We explored the degree to which constraining our null model analyses by the observed functional volume altered our inferences regarding nearest neighbor distances and the packing of functional space. When constraining the null model by the observed functional volume we found that almost all observed mean nearest functional neighbor distances were higher than that expected given the species richness and the functional volume as indicated by the positive standardized effect sizes values in Fig. 3. Thus, the functional volume of tree assemblages in our study system is smaller than that expected, but within this constrained functional space, species are more distantly spaced than expected though the magnitude of this spacing was not as great at the highest species richness values (Fig. 3). We were concerned that this null modeling result could be due to a loss of statistical power as the assemblage species richness approached the species richness in the species pool used to construct the null model (Colwell and Winkler 1984, Kraft et al. 2007, 2010). A power analysis was utilized to explore this possibility and while some results were found not to have sufficient statistical power those data points that had sufficient statistical power upheld our general finding of a higher than expected mean nearest neighbor distance within the observed functional volume (Fig. 4).

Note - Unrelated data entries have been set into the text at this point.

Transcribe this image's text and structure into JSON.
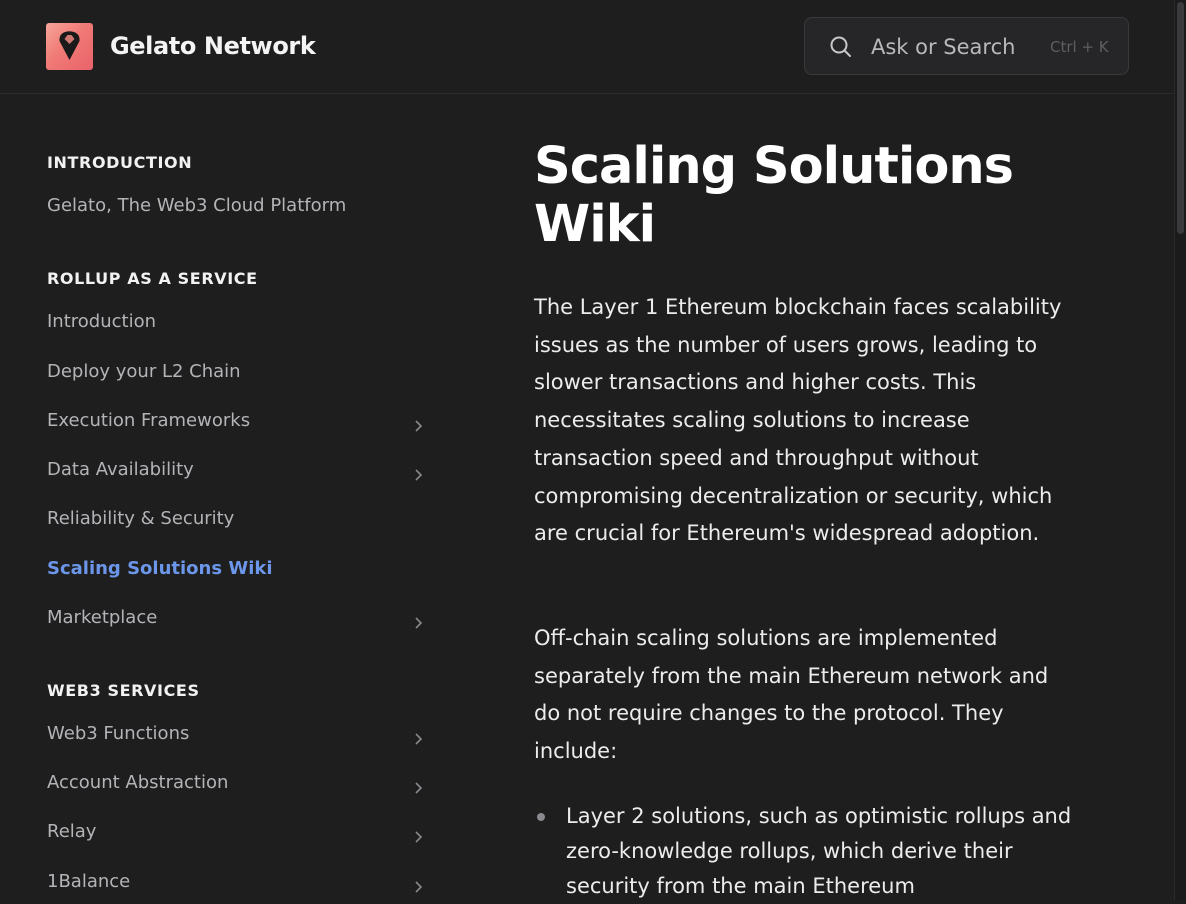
{
  "header": {
    "brand": "Gelato Network",
    "logo_icon": "gelato-logo-icon",
    "search": {
      "placeholder": "Ask or Search",
      "shortcut": "Ctrl + K"
    }
  },
  "sidebar": {
    "sections": [
      {
        "heading": "INTRODUCTION",
        "items": [
          {
            "label": "Gelato, The Web3 Cloud Platform",
            "has_children": false,
            "active": false
          }
        ]
      },
      {
        "heading": "ROLLUP AS A SERVICE",
        "items": [
          {
            "label": "Introduction",
            "has_children": false,
            "active": false
          },
          {
            "label": "Deploy your L2 Chain",
            "has_children": false,
            "active": false
          },
          {
            "label": "Execution Frameworks",
            "has_children": true,
            "active": false
          },
          {
            "label": "Data Availability",
            "has_children": true,
            "active": false
          },
          {
            "label": "Reliability & Security",
            "has_children": false,
            "active": false
          },
          {
            "label": "Scaling Solutions Wiki",
            "has_children": false,
            "active": true
          },
          {
            "label": "Marketplace",
            "has_children": true,
            "active": false
          }
        ]
      },
      {
        "heading": "WEB3 SERVICES",
        "items": [
          {
            "label": "Web3 Functions",
            "has_children": true,
            "active": false
          },
          {
            "label": "Account Abstraction",
            "has_children": true,
            "active": false
          },
          {
            "label": "Relay",
            "has_children": true,
            "active": false
          },
          {
            "label": "1Balance",
            "has_children": true,
            "active": false
          }
        ]
      }
    ]
  },
  "content": {
    "title": "Scaling Solutions Wiki",
    "paragraphs": [
      "The Layer 1 Ethereum blockchain faces scalability issues as the number of users grows, leading to slower transactions and higher costs. This necessitates scaling solutions to increase transaction speed and throughput without compromising decentralization or security, which are crucial for Ethereum's widespread adoption.",
      "Off-chain scaling solutions are implemented separately from the main Ethereum network and do not require changes to the protocol. They include:"
    ],
    "bullets": [
      "Layer 2 solutions, such as optimistic rollups and zero-knowledge rollups, which derive their security from the main Ethereum"
    ]
  },
  "colors": {
    "background": "#1e1e1f",
    "accent_active": "#6b96e9",
    "logo_gradient_start": "#f6a59a",
    "logo_gradient_end": "#e9636a"
  }
}
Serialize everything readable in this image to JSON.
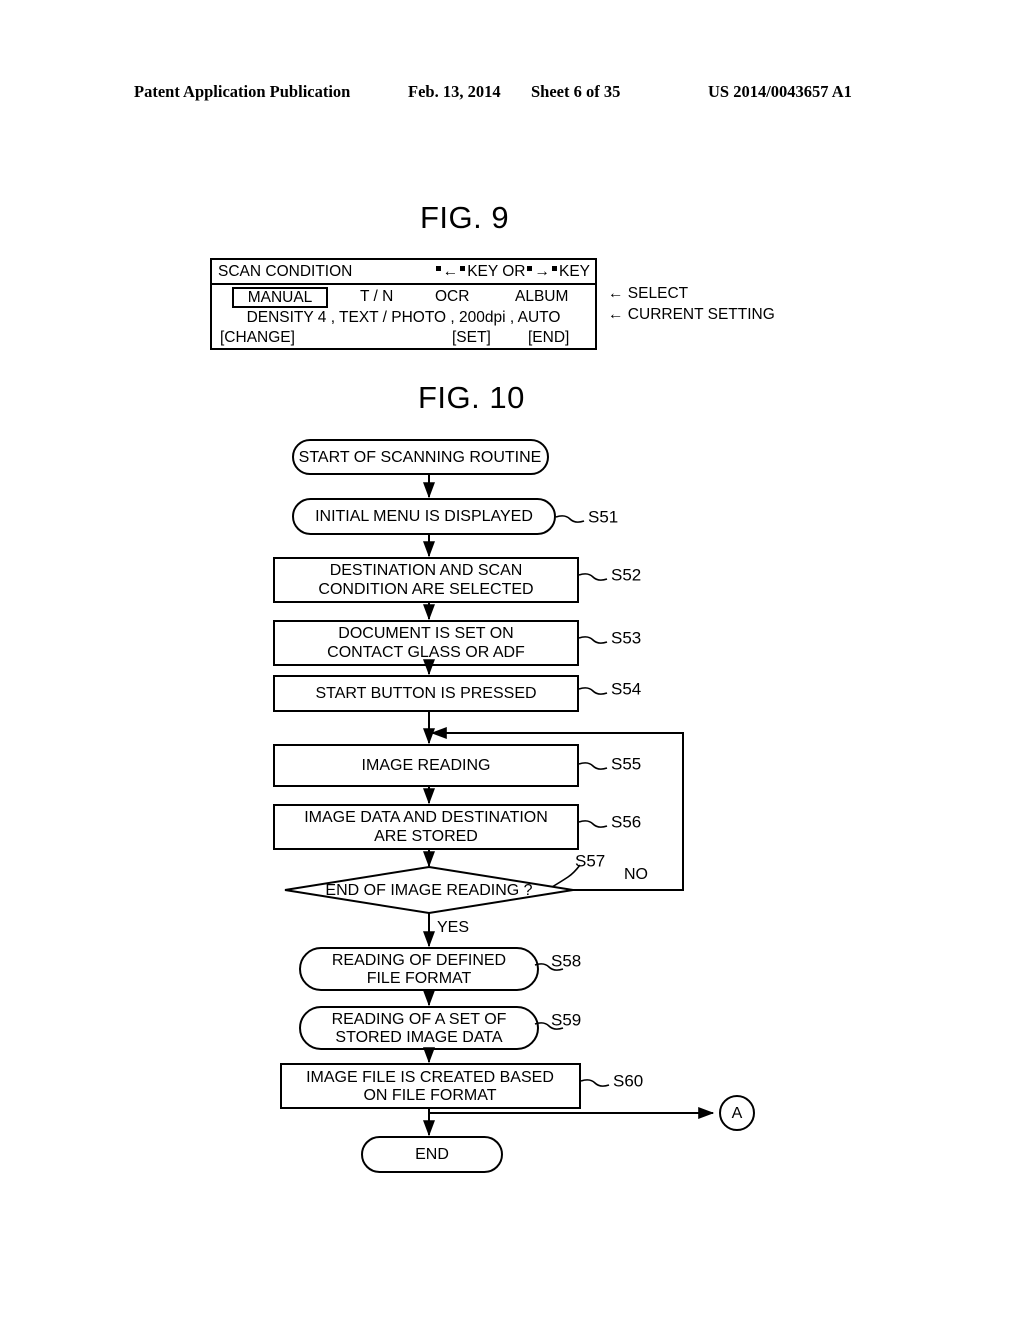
{
  "header": {
    "publication": "Patent Application Publication",
    "date": "Feb. 13, 2014",
    "sheet": "Sheet 6 of 35",
    "number": "US 2014/0043657 A1"
  },
  "fig9": {
    "title": "FIG. 9",
    "panel": {
      "screen_label": "SCAN CONDITION",
      "key_hint_prefix": "",
      "key_hint_left_arrow": "←",
      "key_hint_mid": "KEY OR",
      "key_hint_right_arrow": "→",
      "key_hint_suffix": "KEY",
      "selected_mode": "MANUAL",
      "modes": [
        "T / N",
        "OCR",
        "ALBUM"
      ],
      "current_setting": "DENSITY 4 , TEXT / PHOTO , 200dpi , AUTO",
      "softkeys": {
        "change": "[CHANGE]",
        "set": "[SET]",
        "end": "[END]"
      }
    },
    "callouts": {
      "select": "← SELECT",
      "current": "← CURRENT SETTING"
    }
  },
  "fig10": {
    "title": "FIG. 10",
    "nodes": {
      "start": "START OF SCANNING ROUTINE",
      "s51": "INITIAL MENU IS DISPLAYED",
      "s52_line1": "DESTINATION AND SCAN",
      "s52_line2": "CONDITION ARE SELECTED",
      "s53_line1": "DOCUMENT IS SET ON",
      "s53_line2": "CONTACT GLASS OR ADF",
      "s54": "START BUTTON IS PRESSED",
      "s55": "IMAGE READING",
      "s56_line1": "IMAGE DATA AND DESTINATION",
      "s56_line2": "ARE STORED",
      "s57": "END OF IMAGE READING ?",
      "s58_line1": "READING OF DEFINED",
      "s58_line2": "FILE FORMAT",
      "s59_line1": "READING OF A SET OF",
      "s59_line2": "STORED IMAGE DATA",
      "s60_line1": "IMAGE FILE IS CREATED BASED",
      "s60_line2": "ON FILE FORMAT",
      "end": "END",
      "connector_a": "A"
    },
    "step_labels": {
      "s51": "S51",
      "s52": "S52",
      "s53": "S53",
      "s54": "S54",
      "s55": "S55",
      "s56": "S56",
      "s57": "S57",
      "s58": "S58",
      "s59": "S59",
      "s60": "S60"
    },
    "branches": {
      "yes": "YES",
      "no": "NO"
    }
  }
}
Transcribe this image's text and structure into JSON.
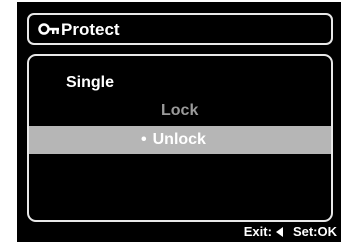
{
  "header": {
    "icon": "key-icon",
    "title": "Protect"
  },
  "menu": {
    "section_label": "Single",
    "options": [
      {
        "label": "Lock",
        "selected": false
      },
      {
        "label": "Unlock",
        "selected": true
      }
    ],
    "selected_bullet": "•"
  },
  "footer": {
    "exit_label": "Exit:",
    "exit_icon": "left-arrow-icon",
    "set_label": "Set:OK"
  },
  "colors": {
    "background": "#000000",
    "border": "#e8e8e8",
    "highlight": "#b6b6b6",
    "dim_text": "#9a9a9a",
    "text": "#ffffff"
  }
}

The results in this study are consistent with a conceptual model where species first pass through an abiotic filter, which constrains their functional volume. Next the species pass through a biotic filter that maximizes the possible functional diversity, given the abiotic filtering present, via competition, facilitation or shared enemies. Thus, the results strongly support the dual importance of both abiotic and biotic filters for the structuring species assemblages and their functional diversity. It is likely that similar patterns will be detected across taxa on broad scales once appropriate null models are formulated and implemented. Thus, it is important that our quantification of the functional packing of assemblages is quantified and conceptualized within the given functional volume produced by the abiotic constraints. This has a critical statistical importance with respect to how we should constrain null models by the observed functional volume, but more importantly this result highlights the need to align conceptual frameworks for community assembly processes and the null models used to infer these processes.